Task description:
Each line of the records below that contains "text" needs to be copied.

Input data:
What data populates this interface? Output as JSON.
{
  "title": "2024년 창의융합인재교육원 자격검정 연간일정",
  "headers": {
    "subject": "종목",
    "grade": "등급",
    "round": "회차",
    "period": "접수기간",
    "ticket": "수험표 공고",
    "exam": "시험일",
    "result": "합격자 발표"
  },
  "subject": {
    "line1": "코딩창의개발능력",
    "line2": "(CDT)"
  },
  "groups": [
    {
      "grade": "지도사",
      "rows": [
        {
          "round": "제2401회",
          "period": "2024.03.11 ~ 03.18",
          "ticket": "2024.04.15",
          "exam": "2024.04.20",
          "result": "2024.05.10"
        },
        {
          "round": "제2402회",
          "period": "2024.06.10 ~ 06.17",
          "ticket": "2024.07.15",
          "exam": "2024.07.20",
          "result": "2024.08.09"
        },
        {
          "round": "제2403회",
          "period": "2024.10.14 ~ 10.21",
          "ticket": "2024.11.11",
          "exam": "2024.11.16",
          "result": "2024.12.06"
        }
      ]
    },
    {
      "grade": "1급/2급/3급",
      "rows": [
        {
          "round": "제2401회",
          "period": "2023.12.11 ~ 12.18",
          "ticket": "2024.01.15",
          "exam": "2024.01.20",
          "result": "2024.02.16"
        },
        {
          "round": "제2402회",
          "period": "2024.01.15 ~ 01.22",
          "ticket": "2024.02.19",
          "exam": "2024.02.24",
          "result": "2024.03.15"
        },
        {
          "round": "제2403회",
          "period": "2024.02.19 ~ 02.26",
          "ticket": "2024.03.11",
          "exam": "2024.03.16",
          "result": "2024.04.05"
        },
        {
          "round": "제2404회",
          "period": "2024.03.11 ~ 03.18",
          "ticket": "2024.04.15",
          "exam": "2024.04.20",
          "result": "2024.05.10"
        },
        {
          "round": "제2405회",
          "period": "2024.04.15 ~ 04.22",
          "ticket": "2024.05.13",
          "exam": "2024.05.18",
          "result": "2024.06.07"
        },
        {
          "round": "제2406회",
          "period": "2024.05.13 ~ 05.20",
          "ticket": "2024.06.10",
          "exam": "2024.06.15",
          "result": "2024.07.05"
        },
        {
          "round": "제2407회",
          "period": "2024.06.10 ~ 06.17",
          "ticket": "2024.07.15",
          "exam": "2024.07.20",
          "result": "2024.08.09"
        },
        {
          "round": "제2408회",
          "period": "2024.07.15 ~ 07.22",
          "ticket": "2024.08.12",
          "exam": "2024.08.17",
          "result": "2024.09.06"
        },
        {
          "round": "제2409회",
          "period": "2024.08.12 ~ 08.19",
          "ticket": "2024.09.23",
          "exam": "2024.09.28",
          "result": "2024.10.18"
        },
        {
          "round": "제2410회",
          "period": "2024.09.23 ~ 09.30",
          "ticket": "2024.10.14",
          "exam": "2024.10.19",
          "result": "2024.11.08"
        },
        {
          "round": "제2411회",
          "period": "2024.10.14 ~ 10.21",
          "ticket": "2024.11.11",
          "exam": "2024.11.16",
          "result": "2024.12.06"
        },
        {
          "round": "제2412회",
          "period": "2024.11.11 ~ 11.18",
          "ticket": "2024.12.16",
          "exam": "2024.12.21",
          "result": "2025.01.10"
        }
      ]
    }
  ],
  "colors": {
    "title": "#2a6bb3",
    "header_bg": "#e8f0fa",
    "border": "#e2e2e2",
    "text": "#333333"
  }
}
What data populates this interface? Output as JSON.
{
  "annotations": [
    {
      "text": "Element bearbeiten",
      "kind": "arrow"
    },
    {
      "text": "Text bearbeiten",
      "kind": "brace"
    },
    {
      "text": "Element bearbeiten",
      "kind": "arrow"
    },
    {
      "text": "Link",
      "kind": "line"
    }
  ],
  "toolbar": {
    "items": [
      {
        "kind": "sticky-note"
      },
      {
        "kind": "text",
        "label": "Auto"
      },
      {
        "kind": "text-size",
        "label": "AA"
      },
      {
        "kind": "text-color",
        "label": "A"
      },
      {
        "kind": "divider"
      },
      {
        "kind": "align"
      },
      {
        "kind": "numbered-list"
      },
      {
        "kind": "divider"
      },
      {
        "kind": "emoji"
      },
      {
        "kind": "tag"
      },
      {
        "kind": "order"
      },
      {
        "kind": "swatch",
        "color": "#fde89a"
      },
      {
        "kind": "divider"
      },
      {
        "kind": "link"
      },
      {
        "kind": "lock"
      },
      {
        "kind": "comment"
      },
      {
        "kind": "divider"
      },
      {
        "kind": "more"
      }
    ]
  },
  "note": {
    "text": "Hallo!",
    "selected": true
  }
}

Response to this exercise:
    "text": "#333333"
      "text": "Element bearbeiten",
      "text": "Text bearbeiten",
      "text": "Element bearbeiten",
      "text": "Link",
        "kind": "text",
        "kind": "text-size",
        "kind": "text-color",
    "text": "Hallo!",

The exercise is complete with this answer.